Please find the lines in the entries below that contain the word "chevron", and copy each one.

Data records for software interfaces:
_____
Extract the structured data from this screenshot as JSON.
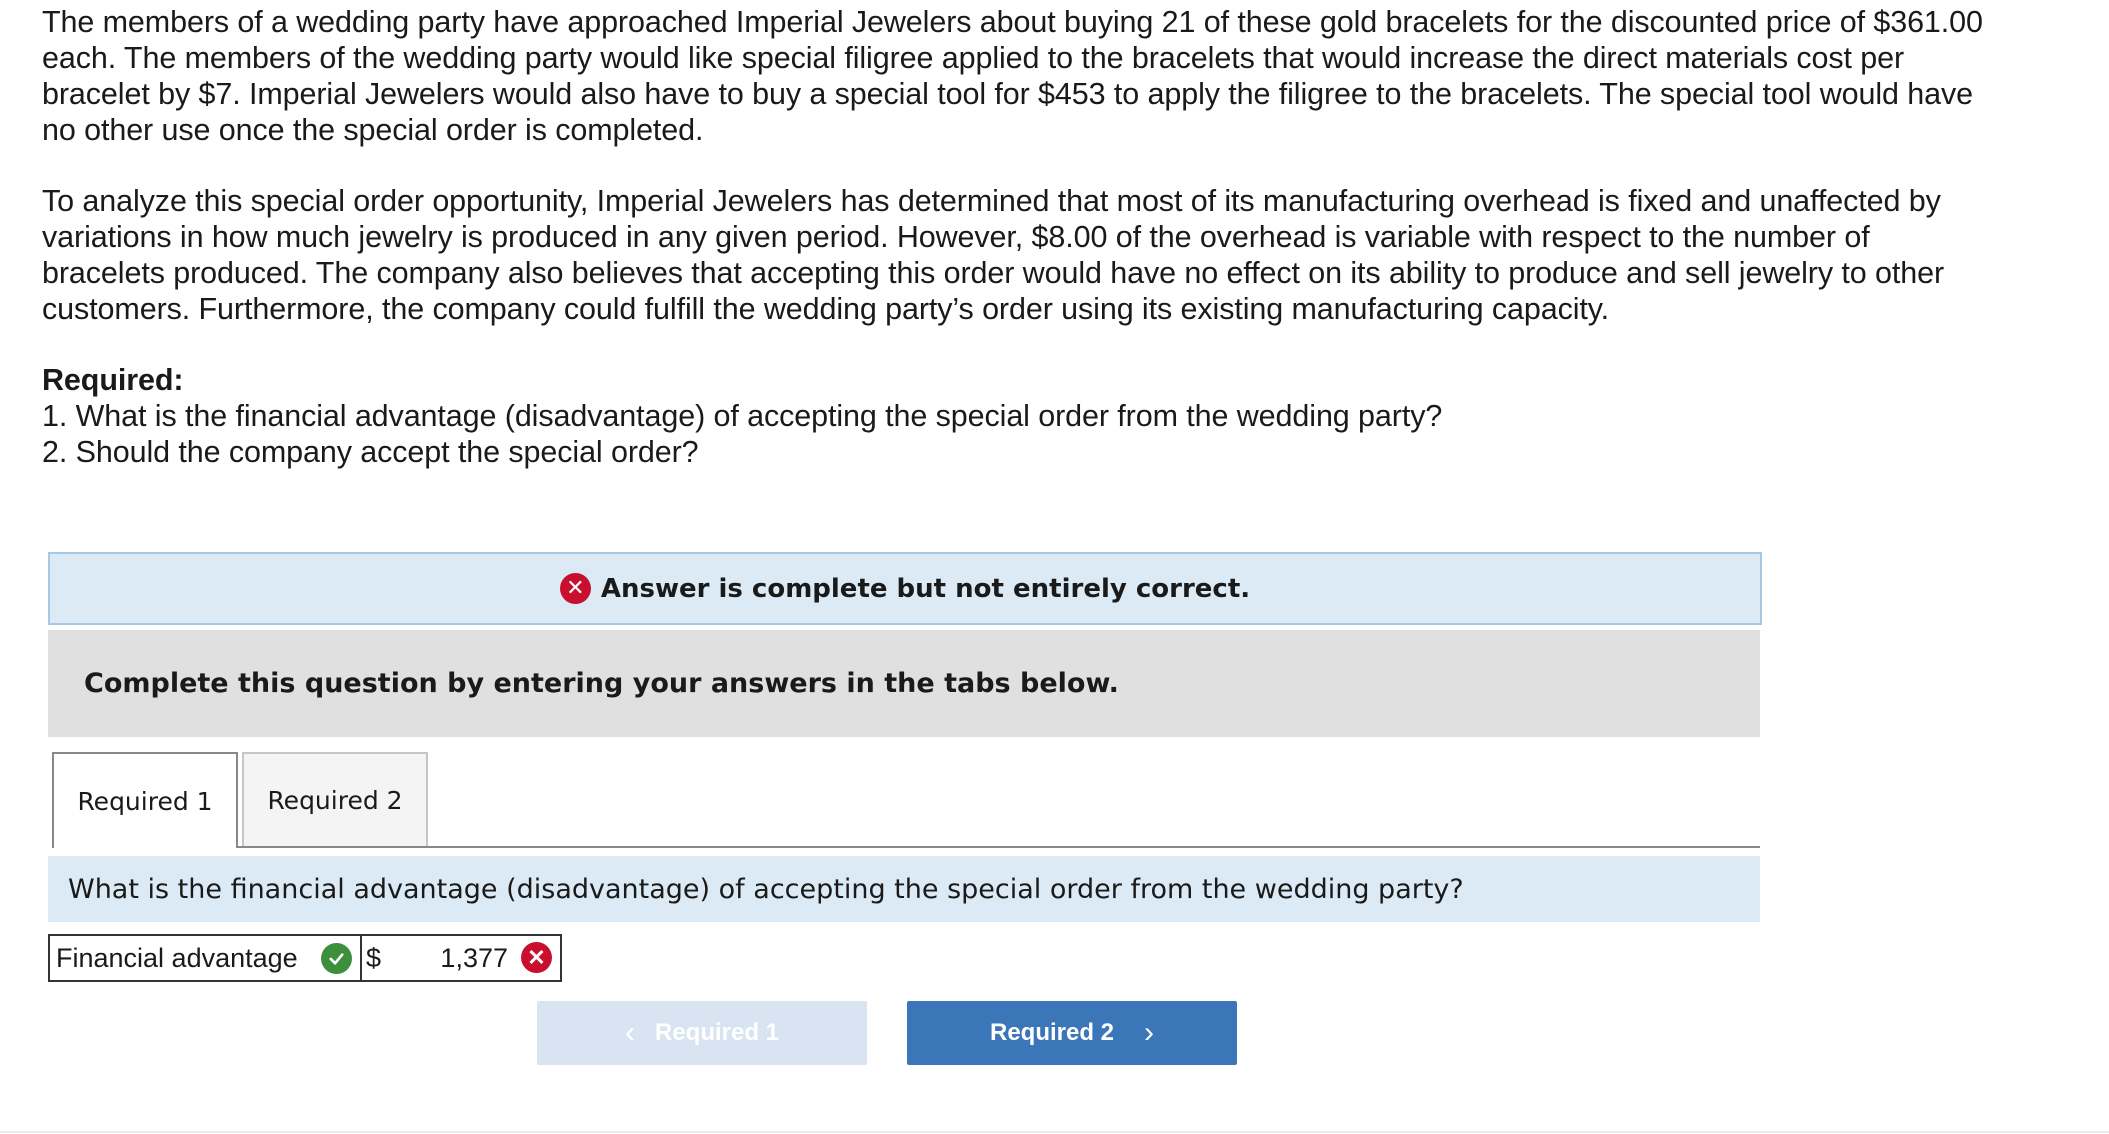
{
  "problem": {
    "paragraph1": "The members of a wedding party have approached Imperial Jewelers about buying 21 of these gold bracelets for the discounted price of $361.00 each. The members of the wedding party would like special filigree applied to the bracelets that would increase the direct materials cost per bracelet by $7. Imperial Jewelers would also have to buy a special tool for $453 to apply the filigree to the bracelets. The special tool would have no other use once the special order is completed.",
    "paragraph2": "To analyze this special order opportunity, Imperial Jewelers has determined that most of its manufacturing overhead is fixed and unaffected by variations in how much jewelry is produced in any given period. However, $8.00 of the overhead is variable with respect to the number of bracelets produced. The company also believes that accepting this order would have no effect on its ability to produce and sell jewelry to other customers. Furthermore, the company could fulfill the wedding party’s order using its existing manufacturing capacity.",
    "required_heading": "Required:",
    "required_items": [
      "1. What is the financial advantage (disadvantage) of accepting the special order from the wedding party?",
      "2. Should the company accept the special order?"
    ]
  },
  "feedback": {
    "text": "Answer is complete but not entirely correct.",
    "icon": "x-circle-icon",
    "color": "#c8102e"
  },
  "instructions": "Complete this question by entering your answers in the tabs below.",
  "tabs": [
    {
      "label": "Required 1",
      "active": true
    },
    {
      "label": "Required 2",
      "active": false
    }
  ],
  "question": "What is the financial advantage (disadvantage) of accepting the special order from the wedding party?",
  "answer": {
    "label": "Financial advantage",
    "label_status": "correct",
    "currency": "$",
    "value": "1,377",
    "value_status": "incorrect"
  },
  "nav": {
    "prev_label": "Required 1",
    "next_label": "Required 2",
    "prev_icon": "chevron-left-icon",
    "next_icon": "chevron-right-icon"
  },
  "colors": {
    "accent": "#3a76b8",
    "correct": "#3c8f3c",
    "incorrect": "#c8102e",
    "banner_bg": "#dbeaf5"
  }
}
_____
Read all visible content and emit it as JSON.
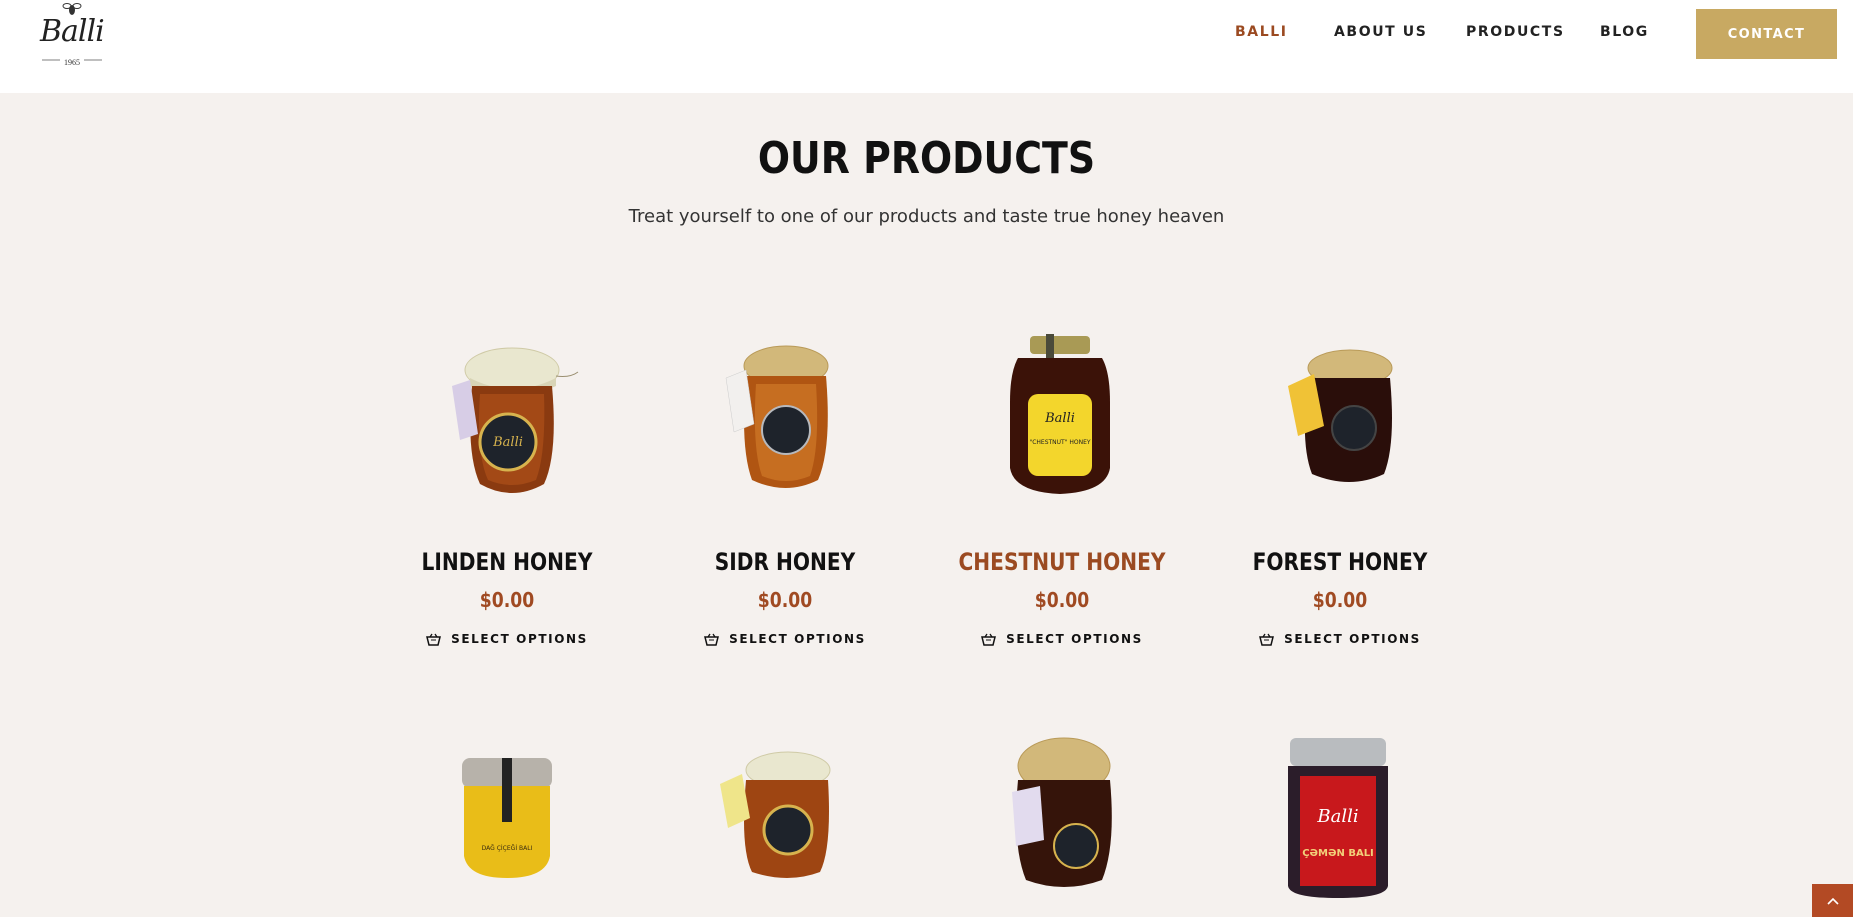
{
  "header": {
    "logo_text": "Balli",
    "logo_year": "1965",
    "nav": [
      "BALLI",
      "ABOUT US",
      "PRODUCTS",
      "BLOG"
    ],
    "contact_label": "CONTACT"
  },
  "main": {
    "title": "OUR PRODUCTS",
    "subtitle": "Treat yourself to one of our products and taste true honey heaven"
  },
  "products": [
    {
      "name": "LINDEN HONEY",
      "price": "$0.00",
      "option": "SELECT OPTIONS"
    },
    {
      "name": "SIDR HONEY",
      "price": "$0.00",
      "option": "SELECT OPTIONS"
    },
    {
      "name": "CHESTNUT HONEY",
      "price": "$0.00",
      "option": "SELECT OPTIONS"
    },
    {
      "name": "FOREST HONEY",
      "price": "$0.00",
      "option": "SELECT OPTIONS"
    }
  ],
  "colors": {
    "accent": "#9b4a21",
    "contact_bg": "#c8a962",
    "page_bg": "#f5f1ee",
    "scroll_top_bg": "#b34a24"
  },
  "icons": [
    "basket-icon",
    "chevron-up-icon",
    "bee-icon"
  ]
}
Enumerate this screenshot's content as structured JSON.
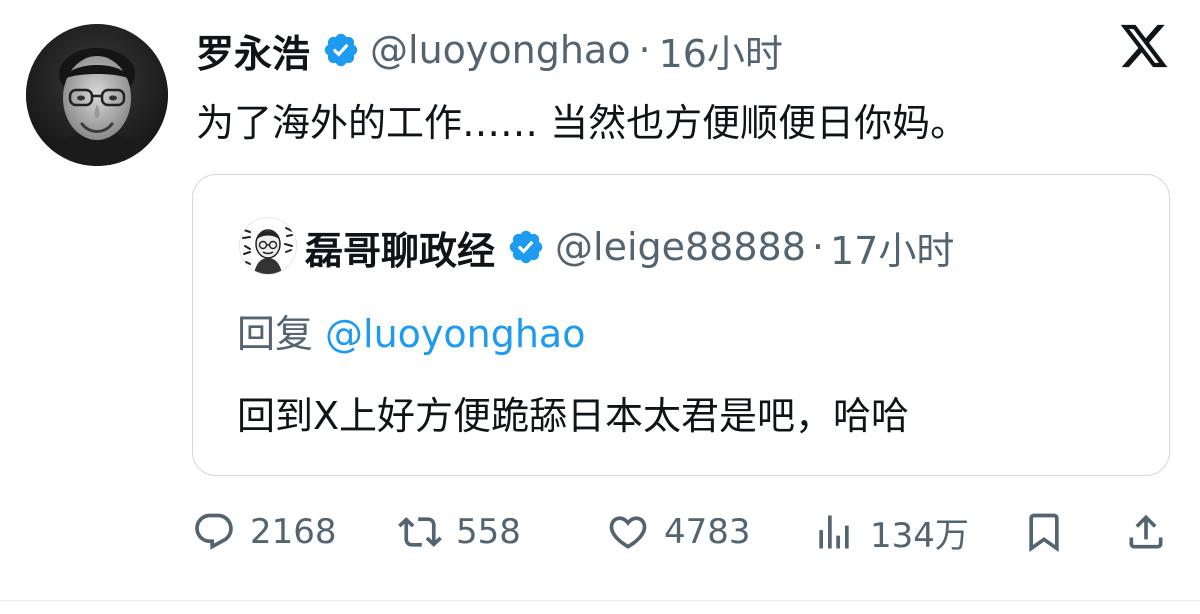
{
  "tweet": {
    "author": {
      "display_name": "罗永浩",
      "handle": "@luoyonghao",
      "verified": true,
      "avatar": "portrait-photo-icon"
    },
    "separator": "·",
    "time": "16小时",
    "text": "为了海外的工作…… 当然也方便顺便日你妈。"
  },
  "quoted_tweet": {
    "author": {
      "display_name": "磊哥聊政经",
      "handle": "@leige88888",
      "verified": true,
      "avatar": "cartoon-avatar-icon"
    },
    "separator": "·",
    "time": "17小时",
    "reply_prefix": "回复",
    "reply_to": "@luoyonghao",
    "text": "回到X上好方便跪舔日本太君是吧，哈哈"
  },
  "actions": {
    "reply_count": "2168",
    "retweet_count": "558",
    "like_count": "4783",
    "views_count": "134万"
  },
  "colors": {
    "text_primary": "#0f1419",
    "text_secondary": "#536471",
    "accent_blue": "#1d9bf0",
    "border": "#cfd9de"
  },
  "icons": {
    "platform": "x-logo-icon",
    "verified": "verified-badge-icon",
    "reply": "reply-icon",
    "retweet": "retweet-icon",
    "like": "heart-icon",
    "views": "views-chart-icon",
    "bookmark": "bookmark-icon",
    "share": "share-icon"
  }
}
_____
RESULT OF THE EXERCISE:
    "prev_icon": "chevron-left-icon",
    "next_icon": "chevron-right-icon"
    "chevron-up-icon",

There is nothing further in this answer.